the people. They find it necessary to steal simply to make ends
meet and afford the essentials of life, such as food.
Tourists going to the larger beaches such as Copacabana and
Ipanema are told not to bring valuables due to the risk of
pickpockets.
The well-off residents of Rio are leaving as fast as they can so that
they can et away from the crime rates and to safer environments.
The favelas are often associated with organised crime, violence
and drug trafficking
Residents argue otherwise and claim that crime is not a
significant problem and community spirit is very strong.
So in conclusion...
 Whilst the conditions of the overcrowding in Rio de
Janeiro due to rural-urban migration are improving
they are still rather low and have a long way to go.
 One of the solutions was to create more cities, but this
simply moved the problem of overcrowding and

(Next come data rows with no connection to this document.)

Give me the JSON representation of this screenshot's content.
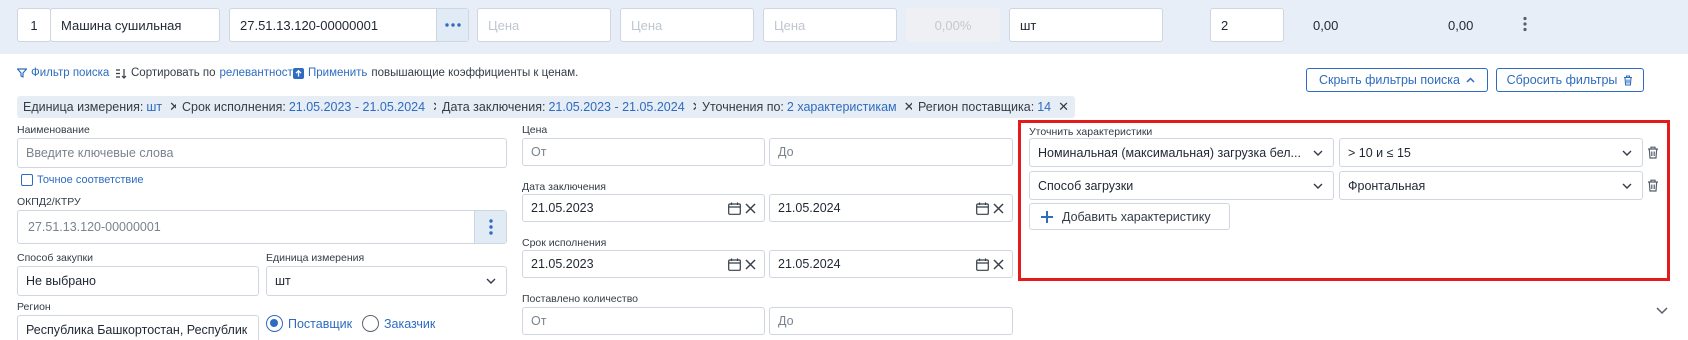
{
  "item_row": {
    "number": "1",
    "name": "Машина сушильная",
    "code": "27.51.13.120-00000001",
    "price_placeholder": "Цена",
    "percent": "0,00%",
    "unit": "шт",
    "quantity": "2",
    "sum1": "0,00",
    "sum2": "0,00"
  },
  "actions": {
    "search_filter": "Фильтр поиска",
    "sort_prefix": "Сортировать по",
    "sort_value": "релевантности",
    "apply": "Применить",
    "apply_suffix": "повышающие коэффициенты к ценам.",
    "hide_filters": "Скрыть фильтры поиска",
    "reset_filters": "Сбросить фильтры"
  },
  "chips": [
    {
      "label": "Единица измерения:",
      "value": "шт"
    },
    {
      "label": "Срок исполнения:",
      "value": "21.05.2023 - 21.05.2024"
    },
    {
      "label": "Дата заключения:",
      "value": "21.05.2023 - 21.05.2024"
    },
    {
      "label": "Уточнения по:",
      "value": "2 характеристикам"
    },
    {
      "label": "Регион поставщика:",
      "value": "14"
    }
  ],
  "form": {
    "name_label": "Наименование",
    "name_placeholder": "Введите ключевые слова",
    "exact_match": "Точное соответствие",
    "okpd_label": "ОКПД2/КТРУ",
    "okpd_value": "27.51.13.120-00000001",
    "purchase_method_label": "Способ закупки",
    "purchase_method_value": "Не выбрано",
    "unit_label": "Единица измерения",
    "unit_value": "шт",
    "region_label": "Регион",
    "region_value": "Республика Башкортостан, Республик",
    "radio_supplier": "Поставщик",
    "radio_customer": "Заказчик",
    "price_label": "Цена",
    "from_placeholder": "От",
    "to_placeholder": "До",
    "contract_date_label": "Дата заключения",
    "contract_date_from": "21.05.2023",
    "contract_date_to": "21.05.2024",
    "exec_term_label": "Срок исполнения",
    "exec_term_from": "21.05.2023",
    "exec_term_to": "21.05.2024",
    "delivered_qty_label": "Поставлено количество"
  },
  "characteristics": {
    "label": "Уточнить характеристики",
    "rows": [
      {
        "name": "Номинальная (максимальная) загрузка бел...",
        "value": "> 10 и ≤ 15"
      },
      {
        "name": "Способ загрузки",
        "value": "Фронтальная"
      }
    ],
    "add_button": "Добавить характеристику"
  },
  "colors": {
    "accent": "#2d6cc0",
    "highlight_border": "#e41b1b",
    "top_row_bg": "#e7eef7",
    "chip_bg": "#e7edf5"
  }
}
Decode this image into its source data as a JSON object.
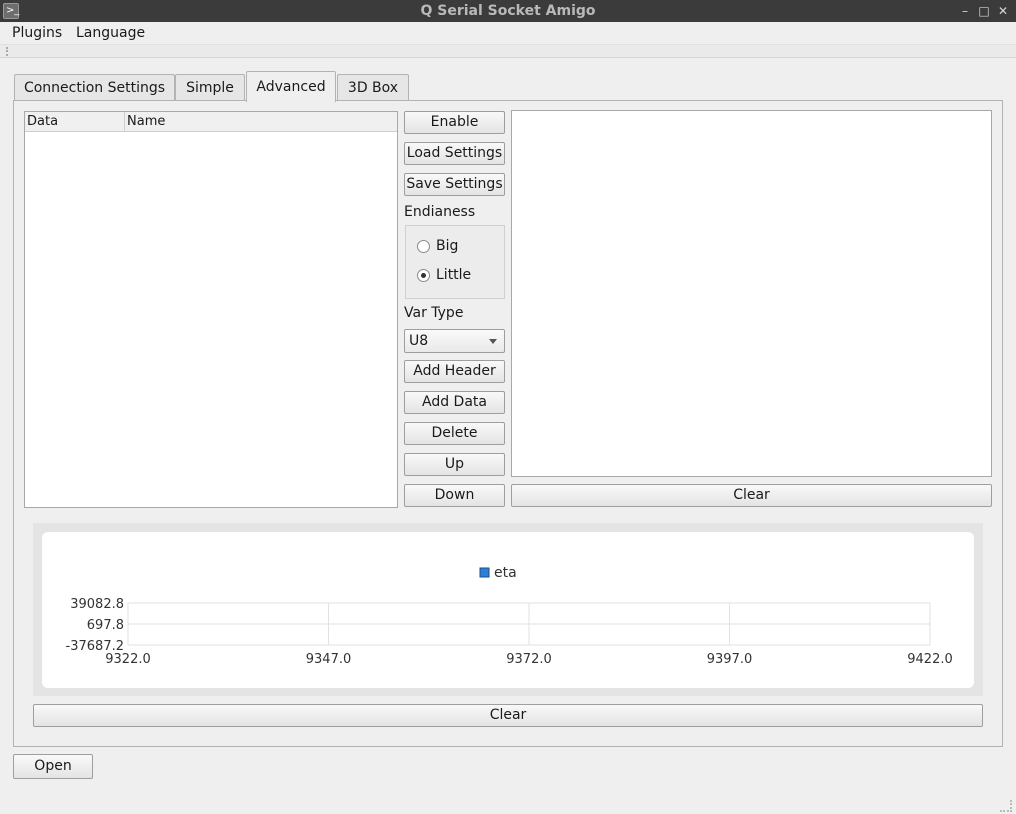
{
  "window": {
    "title": "Q Serial Socket Amigo",
    "buttons": {
      "minimize": "–",
      "maximize": "□",
      "close": "✕"
    }
  },
  "menu": {
    "items": [
      "Plugins",
      "Language"
    ]
  },
  "tabs": [
    "Connection Settings",
    "Simple",
    "Advanced",
    "3D Box"
  ],
  "active_tab": "Advanced",
  "advanced": {
    "list_headers": [
      "Data",
      "Name"
    ],
    "buttons": {
      "enable": "Enable",
      "load": "Load Settings",
      "save": "Save Settings",
      "add_header": "Add Header",
      "add_data": "Add Data",
      "delete": "Delete",
      "up": "Up",
      "down": "Down",
      "clear_text": "Clear"
    },
    "endianess_label": "Endianess",
    "endianess_options": [
      "Big",
      "Little"
    ],
    "endianess_selected": "Little",
    "var_type_label": "Var Type",
    "var_type_value": "U8"
  },
  "chart_data": {
    "type": "line",
    "series": [
      {
        "name": "eta",
        "values": []
      }
    ],
    "x_ticks": [
      "9322.0",
      "9347.0",
      "9372.0",
      "9397.0",
      "9422.0"
    ],
    "y_ticks": [
      "39082.8",
      "697.8",
      "-37687.2"
    ],
    "xlim": [
      9322.0,
      9422.0
    ],
    "ylim": [
      -37687.2,
      39082.8
    ],
    "grid": true,
    "legend_position": "top",
    "series_color": "#2f7ed8"
  },
  "chart_clear_label": "Clear",
  "open_button": "Open"
}
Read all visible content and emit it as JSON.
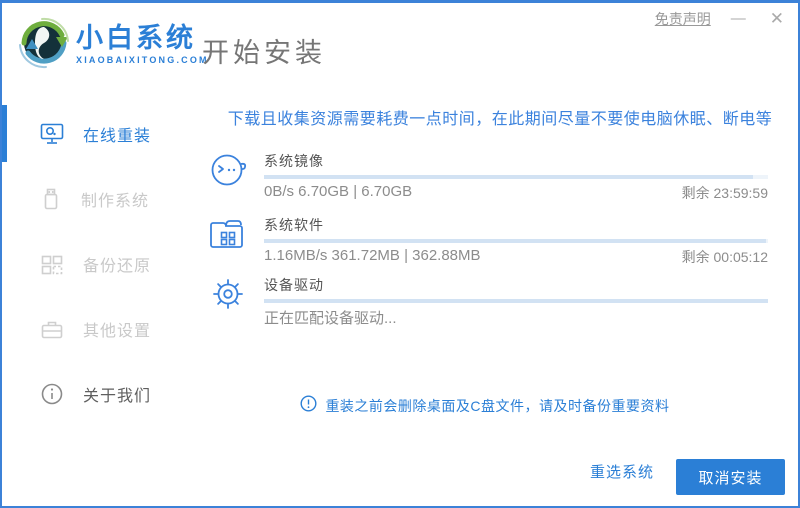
{
  "header": {
    "brand_name": "小白系统",
    "brand_domain": "XIAOBAIXITONG.COM",
    "page_title": "开始安装"
  },
  "titlebar": {
    "disclaimer_label": "免责声明",
    "minimize_glyph": "—",
    "close_glyph": "✕"
  },
  "sidebar": {
    "items": [
      {
        "label": "在线重装",
        "icon": "monitor-icon",
        "active": true
      },
      {
        "label": "制作系统",
        "icon": "usb-icon",
        "active": false
      },
      {
        "label": "备份还原",
        "icon": "backup-grid-icon",
        "active": false
      },
      {
        "label": "其他设置",
        "icon": "toolbox-icon",
        "active": false
      },
      {
        "label": "关于我们",
        "icon": "info-icon",
        "active": false
      }
    ]
  },
  "main": {
    "notice": "下载且收集资源需要耗费一点时间，在此期间尽量不要使电脑休眠、断电等",
    "tasks": [
      {
        "title": "系统镜像",
        "stats": "0B/s 6.70GB | 6.70GB",
        "remaining": "剩余 23:59:59",
        "progress": 97
      },
      {
        "title": "系统软件",
        "stats": "1.16MB/s 361.72MB | 362.88MB",
        "remaining": "剩余 00:05:12",
        "progress": 99.7
      },
      {
        "title": "设备驱动",
        "stats": "正在匹配设备驱动...",
        "remaining": "",
        "progress": 100
      }
    ],
    "warning_note": "重装之前会删除桌面及C盘文件，请及时备份重要资料"
  },
  "footer": {
    "reselect_label": "重选系统",
    "cancel_label": "取消安装"
  },
  "colors": {
    "accent_blue": "#2b7fd6",
    "notice_blue": "#3b82dd",
    "window_border": "#3c82d8",
    "inactive_gray": "#c9c9c9",
    "stats_gray": "#8c8c8c",
    "progress_track": "#eef4fa",
    "progress_fill": "#d2e2f3"
  }
}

favelas round the country more and only relived the
pressure very slightly.